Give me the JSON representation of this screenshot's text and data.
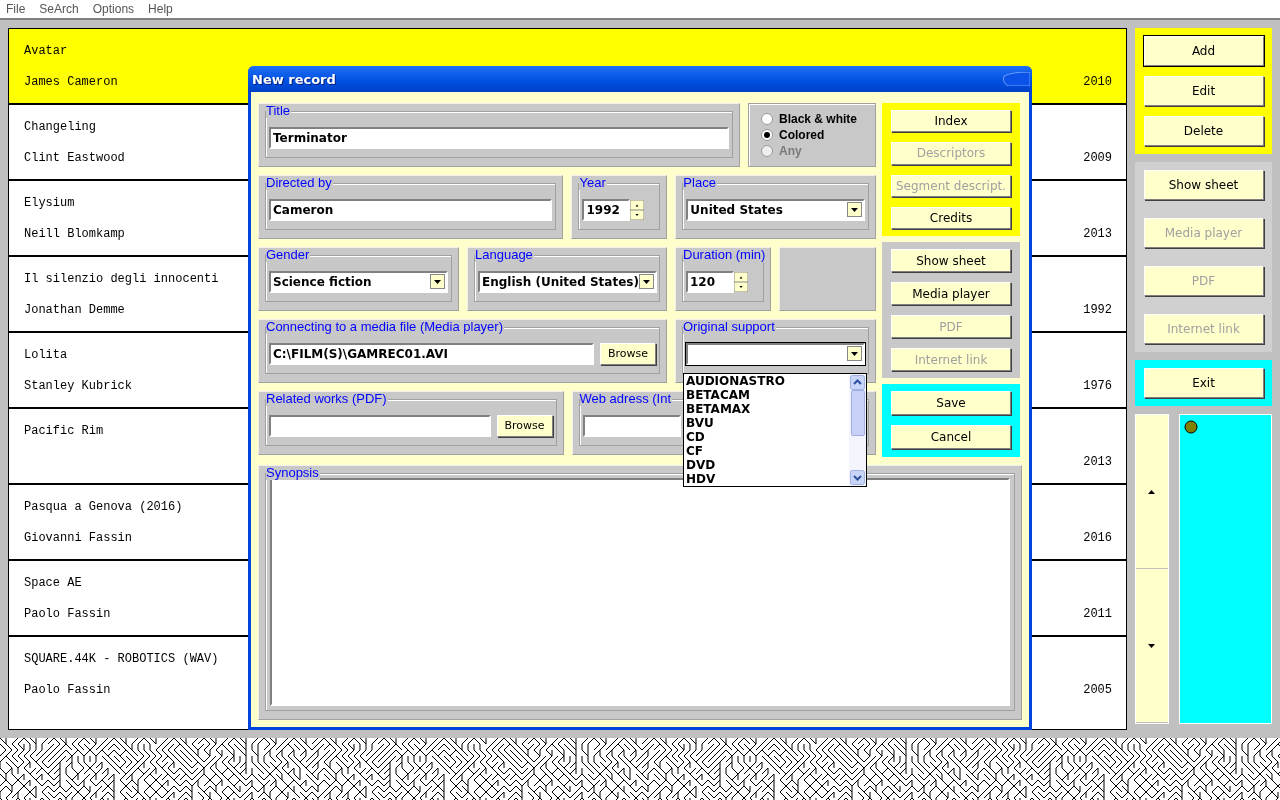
{
  "menu": [
    {
      "label": "File"
    },
    {
      "label": "SeArch"
    },
    {
      "label": "Options"
    },
    {
      "label": "Help"
    }
  ],
  "records": [
    {
      "title": "Avatar",
      "director": "James Cameron",
      "year": "2010",
      "selected": true
    },
    {
      "title": "Changeling",
      "director": "Clint Eastwood",
      "year": "2009",
      "selected": false
    },
    {
      "title": "Elysium",
      "director": "Neill Blomkamp",
      "year": "2013",
      "selected": false
    },
    {
      "title": "Il silenzio degli innocenti",
      "director": "Jonathan Demme",
      "year": "1992",
      "selected": false
    },
    {
      "title": "Lolita",
      "director": "Stanley Kubrick",
      "year": "1976",
      "selected": false
    },
    {
      "title": "Pacific Rim",
      "year": "2013",
      "selected": false
    },
    {
      "title": "Pasqua a Genova (2016)",
      "director": "Giovanni Fassin",
      "year": "2016",
      "selected": false
    },
    {
      "title": "Space AE",
      "director": "Paolo Fassin",
      "year": "2011",
      "selected": false
    },
    {
      "title": "SQUARE.44K - ROBOTICS (WAV)",
      "director": "Paolo Fassin",
      "year": "2005",
      "selected": false
    }
  ],
  "side_groups": [
    {
      "buttons": [
        {
          "label": "Add",
          "disabled": false,
          "focused": true
        },
        {
          "label": "Edit",
          "disabled": false,
          "focused": false
        },
        {
          "label": "Delete",
          "disabled": false,
          "focused": false
        }
      ]
    },
    {
      "buttons": [
        {
          "label": "Show sheet",
          "disabled": false,
          "focused": false
        },
        {
          "label": "Media player",
          "disabled": true,
          "focused": false
        },
        {
          "label": "PDF",
          "disabled": true,
          "focused": false
        },
        {
          "label": "Internet link",
          "disabled": true,
          "focused": false
        }
      ]
    },
    {
      "buttons": [
        {
          "label": "Exit",
          "disabled": false,
          "focused": false
        }
      ]
    }
  ],
  "dialog": {
    "title": "New record",
    "sections": [
      {
        "groups": [
          {
            "kind": "text",
            "label": "Title",
            "value": "Terminator"
          },
          {
            "kind": "radio",
            "options": [
              {
                "label": "Black & white",
                "selected": false,
                "disabled": false
              },
              {
                "label": "Colored",
                "selected": true,
                "disabled": false
              },
              {
                "label": "Any",
                "selected": false,
                "disabled": true
              }
            ]
          }
        ]
      },
      {
        "groups": [
          {
            "kind": "text",
            "label": "Directed by",
            "value": "Cameron"
          },
          {
            "kind": "spin",
            "label": "Year",
            "value": "1992"
          },
          {
            "kind": "combo",
            "label": "Place",
            "value": "United States"
          }
        ]
      },
      {
        "groups": [
          {
            "kind": "combo",
            "label": "Gender",
            "value": "Science fiction"
          },
          {
            "kind": "combo",
            "label": "Language",
            "value": "English (United States)"
          },
          {
            "kind": "spin",
            "label": "Duration (min)",
            "value": "120"
          },
          {
            "kind": "empty"
          }
        ]
      },
      {
        "groups": [
          {
            "kind": "browse",
            "label": "Connecting to a media file (Media player)",
            "value": "C:\\FILM(S)\\GAMREC01.AVI",
            "button": "Browse"
          },
          {
            "kind": "combo",
            "label": "Original support",
            "open": true,
            "options": [
              "AUDIONASTRO",
              "BETACAM",
              "BETAMAX",
              "BVU",
              "CD",
              "CF",
              "DVD",
              "HDV"
            ]
          }
        ]
      },
      {
        "groups": [
          {
            "kind": "browse",
            "label": "Related works (PDF)",
            "button": "Browse"
          },
          {
            "kind": "text",
            "label": "Web adress (Int"
          }
        ]
      }
    ],
    "synopsis": {
      "label": "Synopsis"
    },
    "button_groups": [
      {
        "buttons": [
          {
            "label": "Index",
            "disabled": false
          },
          {
            "label": "Descriptors",
            "disabled": true
          },
          {
            "label": "Segment descript.",
            "disabled": true
          },
          {
            "label": "Credits",
            "disabled": false
          }
        ]
      },
      {
        "buttons": [
          {
            "label": "Show sheet",
            "disabled": false
          },
          {
            "label": "Media player",
            "disabled": false
          },
          {
            "label": "PDF",
            "disabled": true
          },
          {
            "label": "Internet link",
            "disabled": true
          }
        ]
      },
      {
        "buttons": [
          {
            "label": "Save",
            "disabled": false
          },
          {
            "label": "Cancel",
            "disabled": false
          }
        ]
      }
    ]
  }
}
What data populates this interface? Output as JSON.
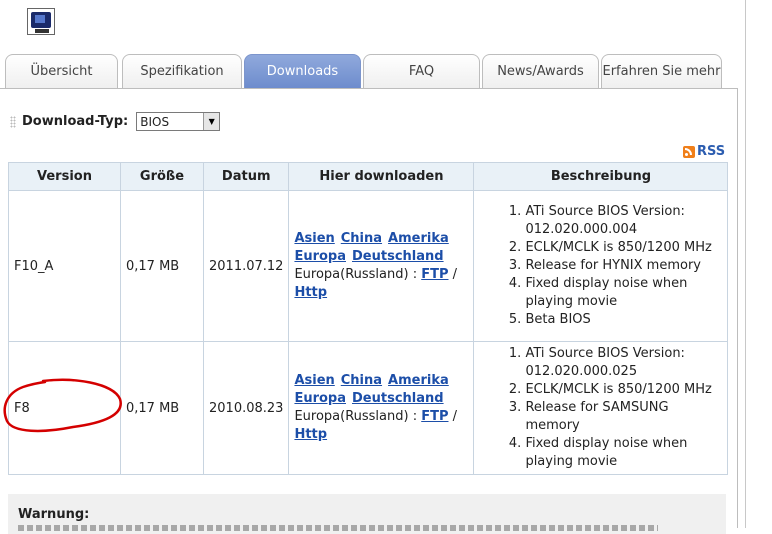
{
  "tabs": [
    {
      "label": "Übersicht",
      "active": false
    },
    {
      "label": "Spezifikation",
      "active": false
    },
    {
      "label": "Downloads",
      "active": true
    },
    {
      "label": "FAQ",
      "active": false
    },
    {
      "label": "News/Awards",
      "active": false
    },
    {
      "label": "Erfahren Sie mehr",
      "active": false
    }
  ],
  "download_type": {
    "label": "Download-Typ:",
    "selected": "BIOS"
  },
  "rss": {
    "label": "RSS"
  },
  "table": {
    "headers": [
      "Version",
      "Größe",
      "Datum",
      "Hier downloaden",
      "Beschreibung"
    ],
    "rows": [
      {
        "version": "F10_A",
        "size": "0,17 MB",
        "date": "2011.07.12",
        "links": {
          "asia": "Asien",
          "china": "China",
          "america": "Amerika",
          "europe": "Europa",
          "germany": "Deutschland",
          "russia_prefix": "Europa(Russland) : ",
          "ftp": "FTP",
          "sep": " / ",
          "http": "Http"
        },
        "description": [
          "ATi Source BIOS Version: 012.020.000.004",
          "ECLK/MCLK is 850/1200 MHz",
          "Release for HYNIX memory",
          "Fixed display noise when playing movie",
          "Beta BIOS"
        ]
      },
      {
        "version": "F8",
        "size": "0,17 MB",
        "date": "2010.08.23",
        "links": {
          "asia": "Asien",
          "china": "China",
          "america": "Amerika",
          "europe": "Europa",
          "germany": "Deutschland",
          "russia_prefix": "Europa(Russland) : ",
          "ftp": "FTP",
          "sep": " / ",
          "http": "Http"
        },
        "description": [
          "ATi Source BIOS Version: 012.020.000.025",
          "ECLK/MCLK is 850/1200 MHz",
          "Release for SAMSUNG memory",
          "Fixed display noise when playing movie"
        ]
      }
    ]
  },
  "warning": {
    "title": "Warnung:"
  },
  "colors": {
    "active_tab": "#7b97d2",
    "header_bg": "#e9f1f7",
    "link": "#1c4ea8",
    "annotation": "#d40000"
  }
}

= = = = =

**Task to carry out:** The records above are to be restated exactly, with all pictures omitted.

**Task result:**
Give me the JSON representation of this screenshot's text and data.
{
  "menu": [
    {
      "label": "File"
    },
    {
      "label": "SeArch"
    },
    {
      "label": "Options"
    },
    {
      "label": "Help"
    }
  ],
  "records": [
    {
      "title": "Avatar",
      "director": "James Cameron",
      "year": "2010",
      "selected": true
    },
    {
      "title": "Changeling",
      "director": "Clint Eastwood",
      "year": "2009",
      "selected": false
    },
    {
      "title": "Elysium",
      "director": "Neill Blomkamp",
      "year": "2013",
      "selected": false
    },
    {
      "title": "Il silenzio degli innocenti",
      "director": "Jonathan Demme",
      "year": "1992",
      "selected": false
    },
    {
      "title": "Lolita",
      "director": "Stanley Kubrick",
      "year": "1976",
      "selected": false
    },
    {
      "title": "Pacific Rim",
      "year": "2013",
      "selected": false
    },
    {
      "title": "Pasqua a Genova (2016)",
      "director": "Giovanni Fassin",
      "year": "2016",
      "selected": false
    },
    {
      "title": "Space AE",
      "director": "Paolo Fassin",
      "year": "2011",
      "selected": false
    },
    {
      "title": "SQUARE.44K - ROBOTICS (WAV)",
      "director": "Paolo Fassin",
      "year": "2005",
      "selected": false
    }
  ],
  "side_groups": [
    {
      "buttons": [
        {
          "label": "Add",
          "disabled": false,
          "focused": true
        },
        {
          "label": "Edit",
          "disabled": false,
          "focused": false
        },
        {
          "label": "Delete",
          "disabled": false,
          "focused": false
        }
      ]
    },
    {
      "buttons": [
        {
          "label": "Show sheet",
          "disabled": false,
          "focused": false
        },
        {
          "label": "Media player",
          "disabled": true,
          "focused": false
        },
        {
          "label": "PDF",
          "disabled": true,
          "focused": false
        },
        {
          "label": "Internet link",
          "disabled": true,
          "focused": false
        }
      ]
    },
    {
      "buttons": [
        {
          "label": "Exit",
          "disabled": false,
          "focused": false
        }
      ]
    }
  ],
  "dialog": {
    "title": "New record",
    "sections": [
      {
        "groups": [
          {
            "kind": "text",
            "label": "Title",
            "value": "Terminator"
          },
          {
            "kind": "radio",
            "options": [
              {
                "label": "Black & white",
                "selected": false,
                "disabled": false
              },
              {
                "label": "Colored",
                "selected": true,
                "disabled": false
              },
              {
                "label": "Any",
                "selected": false,
                "disabled": true
              }
            ]
          }
        ]
      },
      {
        "groups": [
          {
            "kind": "text",
            "label": "Directed by",
            "value": "Cameron"
          },
          {
            "kind": "spin",
            "label": "Year",
            "value": "1992"
          },
          {
            "kind": "combo",
            "label": "Place",
            "value": "United States"
          }
        ]
      },
      {
        "groups": [
          {
            "kind": "combo",
            "label": "Gender",
            "value": "Science fiction"
          },
          {
            "kind": "combo",
            "label": "Language",
            "value": "English (United States)"
          },
          {
            "kind": "spin",
            "label": "Duration (min)",
            "value": "120"
          },
          {
            "kind": "empty"
          }
        ]
      },
      {
        "groups": [
          {
            "kind": "browse",
            "label": "Connecting to a media file (Media player)",
            "value": "C:\\FILM(S)\\GAMREC01.AVI",
            "button": "Browse"
          },
          {
            "kind": "combo",
            "label": "Original support",
            "open": true,
            "options": [
              "AUDIONASTRO",
              "BETACAM",
              "BETAMAX",
              "BVU",
              "CD",
              "CF",
              "DVD",
              "HDV"
            ]
          }
        ]
      },
      {
        "groups": [
          {
            "kind": "browse",
            "label": "Related works (PDF)",
            "button": "Browse"
          },
          {
            "kind": "text",
            "label": "Web adress (Int"
          }
        ]
      }
    ],
    "synopsis": {
      "label": "Synopsis"
    },
    "button_groups": [
      {
        "buttons": [
          {
            "label": "Index",
            "disabled": false
          },
          {
            "label": "Descriptors",
            "disabled": true
          },
          {
            "label": "Segment descript.",
            "disabled": true
          },
          {
            "label": "Credits",
            "disabled": false
          }
        ]
      },
      {
        "buttons": [
          {
            "label": "Show sheet",
            "disabled": false
          },
          {
            "label": "Media player",
            "disabled": false
          },
          {
            "label": "PDF",
            "disabled": true
          },
          {
            "label": "Internet link",
            "disabled": true
          }
        ]
      },
      {
        "buttons": [
          {
            "label": "Save",
            "disabled": false
          },
          {
            "label": "Cancel",
            "disabled": false
          }
        ]
      }
    ]
  }
}
What data populates this interface? Output as JSON.
{
  "tabs": [
    {
      "label": "Übersicht",
      "active": false
    },
    {
      "label": "Spezifikation",
      "active": false
    },
    {
      "label": "Downloads",
      "active": true
    },
    {
      "label": "FAQ",
      "active": false
    },
    {
      "label": "News/Awards",
      "active": false
    },
    {
      "label": "Erfahren Sie mehr",
      "active": false
    }
  ],
  "download_type": {
    "label": "Download-Typ:",
    "selected": "BIOS"
  },
  "rss": {
    "label": "RSS"
  },
  "table": {
    "headers": [
      "Version",
      "Größe",
      "Datum",
      "Hier downloaden",
      "Beschreibung"
    ],
    "rows": [
      {
        "version": "F10_A",
        "size": "0,17 MB",
        "date": "2011.07.12",
        "links": {
          "asia": "Asien",
          "china": "China",
          "america": "Amerika",
          "europe": "Europa",
          "germany": "Deutschland",
          "russia_prefix": "Europa(Russland) : ",
          "ftp": "FTP",
          "sep": " / ",
          "http": "Http"
        },
        "description": [
          "ATi Source BIOS Version: 012.020.000.004",
          "ECLK/MCLK is 850/1200 MHz",
          "Release for HYNIX memory",
          "Fixed display noise when playing movie",
          "Beta BIOS"
        ]
      },
      {
        "version": "F8",
        "size": "0,17 MB",
        "date": "2010.08.23",
        "links": {
          "asia": "Asien",
          "china": "China",
          "america": "Amerika",
          "europe": "Europa",
          "germany": "Deutschland",
          "russia_prefix": "Europa(Russland) : ",
          "ftp": "FTP",
          "sep": " / ",
          "http": "Http"
        },
        "description": [
          "ATi Source BIOS Version: 012.020.000.025",
          "ECLK/MCLK is 850/1200 MHz",
          "Release for SAMSUNG memory",
          "Fixed display noise when playing movie"
        ]
      }
    ]
  },
  "warning": {
    "title": "Warnung:"
  },
  "colors": {
    "active_tab": "#7b97d2",
    "header_bg": "#e9f1f7",
    "link": "#1c4ea8",
    "annotation": "#d40000"
  }
}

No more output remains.